Barefoot Contessa Parties!
by Ina Garten
Photographs by James Merrell
Published by Clarkson Potter
264 pages, 2001
Reviewed by Linda L. Richards
It was Ludwig Mies Van der Rohe, one of the architects responsible for the Bauhaus movement of design, that said it first: God is in the details. I've always understood that to mean that perfection -- or at least its pursuit -- is in the small things, easily overlooked. Those tiny extras, either done or undone, that complete the picture. These are things you wouldn't miss if they weren't there and that most people don't even see, however their inclusion makes the difference: it makes the good great and the great sublime.
Whether or not Ina Garten is a fan of Bauhaus or even architecture, these are words she intrinsically understands. Just a dash through her most recent book, Barefoot Contessa Parties!, makes this quite clear. Of all the glorious photos in Barefoot Contessa Parties! -- and there many, all by James Merrell -- one in particular brought the details phrase to mind: Illustrating a brief section called "Inspiration From the Season" Garten has included a brace of photos. On the left is a place setting, quite formal, in a lovely-afternoon-in-the-country kind of way. A linen napkin lies casually across a plate. You can see portions of other plates and napkins at the edges of the frame. A bottle of a stout French wine -- it looks as though it might be a Chateauneuf-du-Pape -- is positioned just out of reach. And there, at the center of the table, lovely little crystal vases with arrangements in each: of radishes. Their tapering white roots and their beautiful red flesh are both underwater. Above the water, the leafy greens push their way in all directions. The result is a riot of garden color. Not quite the floral arrangement one would expect at a dinner party. Yet it's beautiful. And that combination -- the beautiful and unexpected -- makes it memorable.
None of this, however, is in what Garten says. It's just -- when you see her work -- who she is. What she says, however, is sensible and worth paying attention to if you enjoy entertaining:
I keep telling myself that my friends won't have more fun if I spend two days making a daquoise for dessert than if I find a delicious pound cake at a bakery and serve it with store-bought lemon curd and fresh raspberries. In fact, they'll have more fun, because I'm relaxed and having fun, too. Keep your eye on the prize -- it's fun!
As happy as all of this sounds, Garten does not mess around. Even Garten's most casual parties -- a lunch in the garden or an outdoor grill -- have an elegant edge. The sort of casual get-togethers where you'd expect Martha Stewart to sidle up to Ina and say, "Darling, the heirloom tomatoes in your Tomato and Fennel Salad were really a Good Thing.
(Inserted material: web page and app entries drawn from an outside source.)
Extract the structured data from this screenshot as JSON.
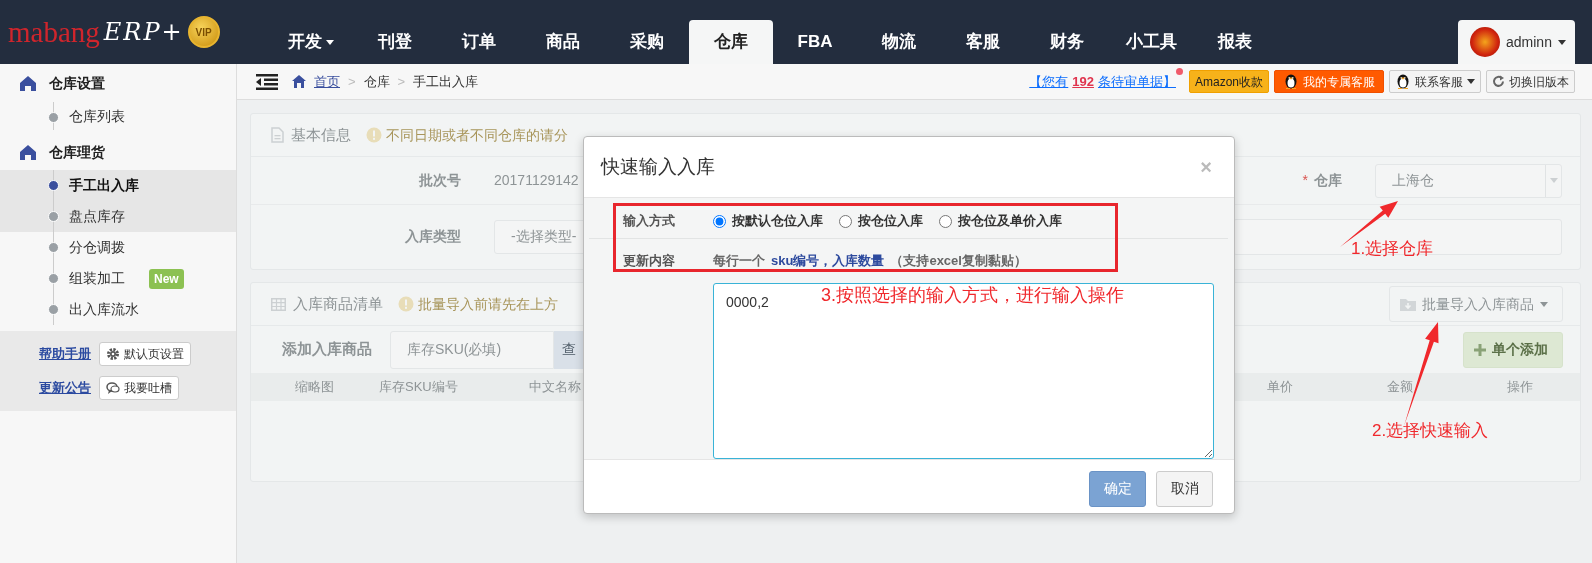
{
  "logo": {
    "brand": "mabang",
    "product": "ERP+",
    "badge": "VIP"
  },
  "nav_tabs": [
    {
      "label": "开发",
      "dropdown": true,
      "selected": false
    },
    {
      "label": "刊登",
      "dropdown": false,
      "selected": false
    },
    {
      "label": "订单",
      "dropdown": false,
      "selected": false
    },
    {
      "label": "商品",
      "dropdown": false,
      "selected": false
    },
    {
      "label": "采购",
      "dropdown": false,
      "selected": false
    },
    {
      "label": "仓库",
      "dropdown": false,
      "selected": true
    },
    {
      "label": "FBA",
      "dropdown": false,
      "selected": false
    },
    {
      "label": "物流",
      "dropdown": false,
      "selected": false
    },
    {
      "label": "客服",
      "dropdown": false,
      "selected": false
    },
    {
      "label": "财务",
      "dropdown": false,
      "selected": false
    },
    {
      "label": "小工具",
      "dropdown": false,
      "selected": false
    },
    {
      "label": "报表",
      "dropdown": false,
      "selected": false
    }
  ],
  "user_menu": {
    "name": "adminn"
  },
  "sidebar": {
    "groups": [
      {
        "title": "仓库设置",
        "items": [
          {
            "label": "仓库列表",
            "selected": false,
            "hovered": false
          }
        ]
      },
      {
        "title": "仓库理货",
        "items": [
          {
            "label": "手工出入库",
            "selected": true,
            "hovered": false
          },
          {
            "label": "盘点库存",
            "selected": false,
            "hovered": true
          },
          {
            "label": "分仓调拨",
            "selected": false,
            "hovered": false
          },
          {
            "label": "组装加工",
            "badge": "New",
            "selected": false,
            "hovered": false
          },
          {
            "label": "出入库流水",
            "selected": false,
            "hovered": false
          }
        ]
      }
    ],
    "footer": [
      {
        "link": "帮助手册",
        "button": "默认页设置",
        "kind": "gear"
      },
      {
        "link": "更新公告",
        "button": "我要吐槽",
        "kind": "chat"
      }
    ]
  },
  "breadcrumb": {
    "separator": ">",
    "items": [
      "首页",
      "仓库",
      "手工出入库"
    ]
  },
  "notice": {
    "prefix": "【您有",
    "count": "192",
    "suffix": "条待审单据】",
    "unread": true
  },
  "toolbar": [
    {
      "label": "Amazon收款",
      "kind": "amazon"
    },
    {
      "label": "我的专属客服",
      "kind": "service"
    },
    {
      "label": "联系客服",
      "kind": "contact"
    },
    {
      "label": "切换旧版本",
      "kind": "switch"
    }
  ],
  "basic_panel": {
    "title": "基本信息",
    "warning": "不同日期或者不同仓库的请分",
    "batch_label": "批次号",
    "batch_value": "20171129142",
    "type_label": "入库类型",
    "type_placeholder": "-选择类型-",
    "warehouse_label": "仓库",
    "warehouse_required": "*",
    "warehouse_value": "上海仓"
  },
  "goods_panel": {
    "title": "入库商品清单",
    "warning": "批量导入前请先在上方",
    "import_button": "批量导入入库商品",
    "add_label": "添加入库商品",
    "sku_placeholder": "库存SKU(必填)",
    "search_button": "查",
    "add_button": "单个添加",
    "columns": [
      "缩略图",
      "库存SKU编号",
      "中文名称",
      "单价",
      "金额",
      "操作"
    ]
  },
  "modal": {
    "title": "快速输入入库",
    "close": "×",
    "method_label": "输入方式",
    "methods": [
      {
        "label": "按默认仓位入库",
        "selected": true
      },
      {
        "label": "按仓位入库",
        "selected": false
      },
      {
        "label": "按仓位及单价入库",
        "selected": false
      }
    ],
    "content_label": "更新内容",
    "hint_prefix": "每行一个",
    "hint_fields": "sku编号，入库数量",
    "hint_suffix": "（支持excel复制黏贴）",
    "text_value": "0000,2",
    "confirm": "确定",
    "cancel": "取消"
  },
  "annotations": [
    "1.选择仓库",
    "2.选择快速输入",
    "3.按照选择的输入方式，进行输入操作"
  ]
}
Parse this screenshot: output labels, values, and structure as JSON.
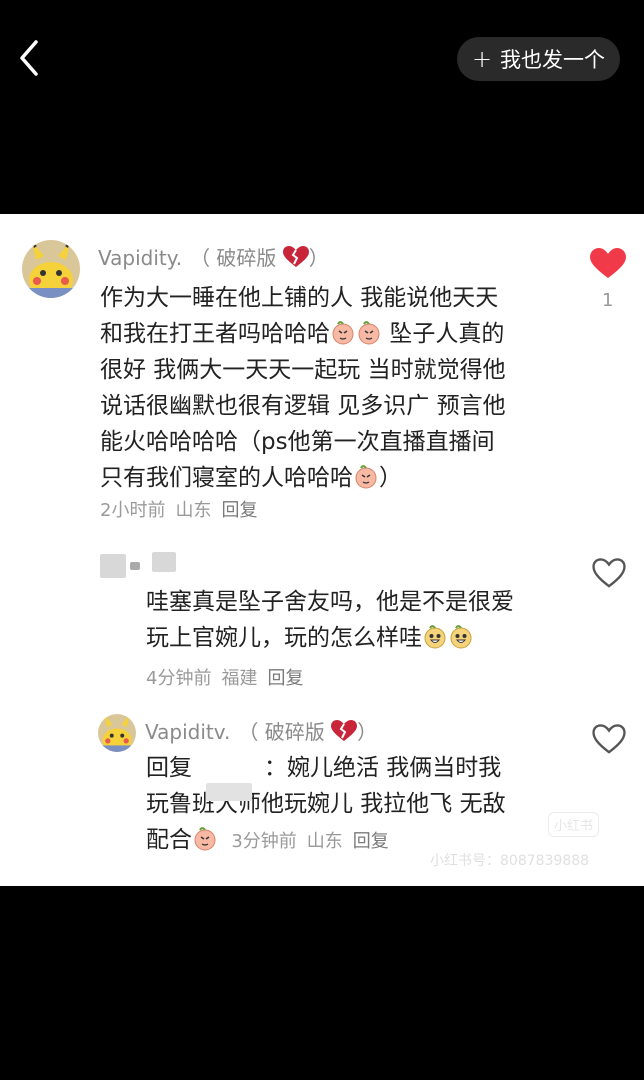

Where did you get the seedlings?" In fact, this sort of thing probably even happens between the two purveyors of beautiful food because there's actually a Stewart connection: Garten, who is a caterer and owns a specialty food shop called The Barefoot Contessa in East Hampton, New York, also writes the "Entertaining is Fun" column in Martha Stewart Living magazine.
The fact that this is entertaining on the same level -- don't doubt it for a second -- as Martha Stewart is not cause for intimidation. Garten really does underline the fun portions of her menus.
"The challenge for a party where people don't know each other is getting them to connect quickly," Garten writes at the beginning of a section on having a pizza party. "This is when I love to have an interactive party -- where the guests help make the meal."
From a section on giving a Sunday breakfast, Garten tells us that "A good party is not about the food, it's about the people. Now I invite friends I really want to see. I make sure the music is fun, to get things going. I plan a menu that is more about assembling food than cooking. And, finally, I make sure everything is ready before my friends arrive so I can be a guest, too."
Barefoot Contessa Parties! is the follow-up to Garten's very popular Barefoot Contessa Cookbook published in 1999. Sixteen party themes -- from "Sunday Breakfast" to "Fireside Dinner" -- include a cheerful introduction from Garten, an appropriate menu and well-executed recipes, complete with photo illustrations by Merrell. It's a lush production and one that -- with Garten's constant drone of "Have fun!" ringing in your ears -- makes you want to scurry for your Filofax in order to start planning a guest list. | July 2001